◆ Task details ◆
A complete response lists each line of the data below that includes the word "selected".

◆ Data extract ◆

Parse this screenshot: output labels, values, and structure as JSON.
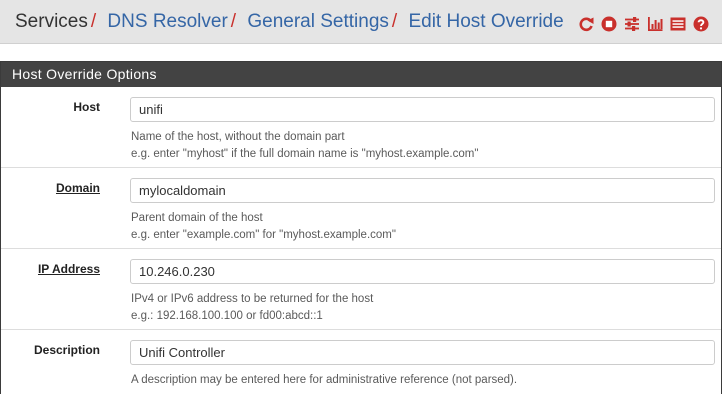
{
  "breadcrumb": {
    "items": [
      "Services",
      "DNS Resolver",
      "General Settings",
      "Edit Host Override"
    ],
    "separator": "/"
  },
  "toolbar_icons": [
    "restart-service-icon",
    "stop-service-icon",
    "settings-sliders-icon",
    "status-chart-icon",
    "log-icon",
    "help-icon"
  ],
  "colors": {
    "accent_red": "#c9302c",
    "link_blue": "#3566a6",
    "panel_header": "#434343"
  },
  "panel": {
    "title": "Host Override Options",
    "rows": [
      {
        "label": "Host",
        "value": "unifi",
        "help": [
          "Name of the host, without the domain part",
          "e.g. enter \"myhost\" if the full domain name is \"myhost.example.com\""
        ]
      },
      {
        "label": "Domain",
        "value": "mylocaldomain",
        "help": [
          "Parent domain of the host",
          "e.g. enter \"example.com\" for \"myhost.example.com\""
        ]
      },
      {
        "label": "IP Address",
        "value": "10.246.0.230",
        "help": [
          "IPv4 or IPv6 address to be returned for the host",
          "e.g.: 192.168.100.100 or fd00:abcd::1"
        ]
      },
      {
        "label": "Description",
        "value": "Unifi Controller",
        "help": [
          "A description may be entered here for administrative reference (not parsed)."
        ]
      }
    ]
  }
}
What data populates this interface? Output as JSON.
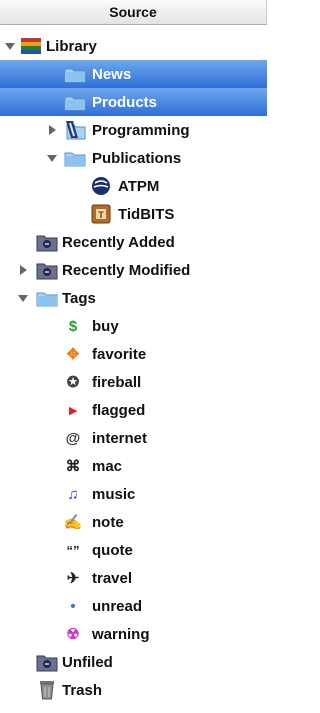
{
  "header": {
    "title": "Source"
  },
  "colors": {
    "selection": "#3b7be0",
    "folder": "#7db6e8",
    "buy": "#2a9a2a",
    "favorite": "#f07b14",
    "flagged": "#e02020",
    "music": "#5a2bd6",
    "unread": "#2a7be4",
    "warning": "#d03ac8"
  },
  "rows": [
    {
      "label": "Library",
      "icon": "library-icon",
      "expanded": true,
      "selected": false
    },
    {
      "label": "News",
      "icon": "folder-icon",
      "selected": true
    },
    {
      "label": "Products",
      "icon": "folder-icon",
      "selected": true
    },
    {
      "label": "Programming",
      "icon": "programming-folder-icon",
      "expanded": false
    },
    {
      "label": "Publications",
      "icon": "folder-icon",
      "expanded": true
    },
    {
      "label": "ATPM",
      "icon": "atpm-icon"
    },
    {
      "label": "TidBITS",
      "icon": "tidbits-icon"
    },
    {
      "label": "Recently Added",
      "icon": "smart-folder-icon"
    },
    {
      "label": "Recently Modified",
      "icon": "smart-folder-icon",
      "expanded": false
    },
    {
      "label": "Tags",
      "icon": "folder-icon",
      "expanded": true
    },
    {
      "label": "buy",
      "icon": "dollar-icon",
      "glyph": "$"
    },
    {
      "label": "favorite",
      "icon": "favorite-icon",
      "glyph": "✥"
    },
    {
      "label": "fireball",
      "icon": "fireball-icon",
      "glyph": "✪"
    },
    {
      "label": "flagged",
      "icon": "flag-icon",
      "glyph": "▸"
    },
    {
      "label": "internet",
      "icon": "at-icon",
      "glyph": "@"
    },
    {
      "label": "mac",
      "icon": "command-icon",
      "glyph": "⌘"
    },
    {
      "label": "music",
      "icon": "music-note-icon",
      "glyph": "♫"
    },
    {
      "label": "note",
      "icon": "note-icon",
      "glyph": "✍"
    },
    {
      "label": "quote",
      "icon": "quote-icon",
      "glyph": "“”"
    },
    {
      "label": "travel",
      "icon": "airplane-icon",
      "glyph": "✈"
    },
    {
      "label": "unread",
      "icon": "dot-icon",
      "glyph": "•"
    },
    {
      "label": "warning",
      "icon": "warning-icon",
      "glyph": "☢"
    },
    {
      "label": "Unfiled",
      "icon": "smart-folder-icon"
    },
    {
      "label": "Trash",
      "icon": "trash-icon"
    }
  ]
}
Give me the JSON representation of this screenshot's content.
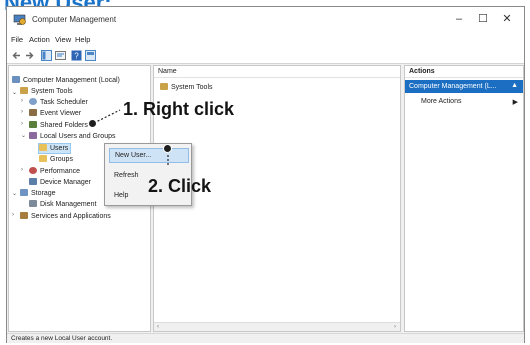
{
  "heading": "New User:",
  "window": {
    "title": "Computer Management",
    "controls": {
      "minimize": "–",
      "maximize": "☐",
      "close": "✕"
    }
  },
  "menu": [
    "File",
    "Action",
    "View",
    "Help"
  ],
  "tree": {
    "root": "Computer Management (Local)",
    "system_tools": "System Tools",
    "task_scheduler": "Task Scheduler",
    "event_viewer": "Event Viewer",
    "shared_folders": "Shared Folders",
    "local_users": "Local Users and Groups",
    "users": "Users",
    "groups": "Groups",
    "performance": "Performance",
    "device_manager": "Device Manager",
    "storage": "Storage",
    "disk_management": "Disk Management",
    "services": "Services and Applications"
  },
  "list": {
    "column_name": "Name",
    "rows": [
      "System Tools"
    ]
  },
  "actions": {
    "header": "Actions",
    "selected": "Computer Management (L...",
    "more": "More Actions"
  },
  "context_menu": [
    "New User...",
    "Refresh",
    "Help"
  ],
  "annotations": {
    "step1": "1. Right click",
    "step2": "2. Click"
  },
  "status": "Creates a new Local User account.",
  "colors": {
    "heading": "#1a73c9",
    "selection": "#1b6ec2",
    "menu_highlight": "#cfe3f7"
  }
}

◆ Written solution ◆
      "selected": false
      "selected": true
      "selected": true
    "selected": "Computer Management (L...",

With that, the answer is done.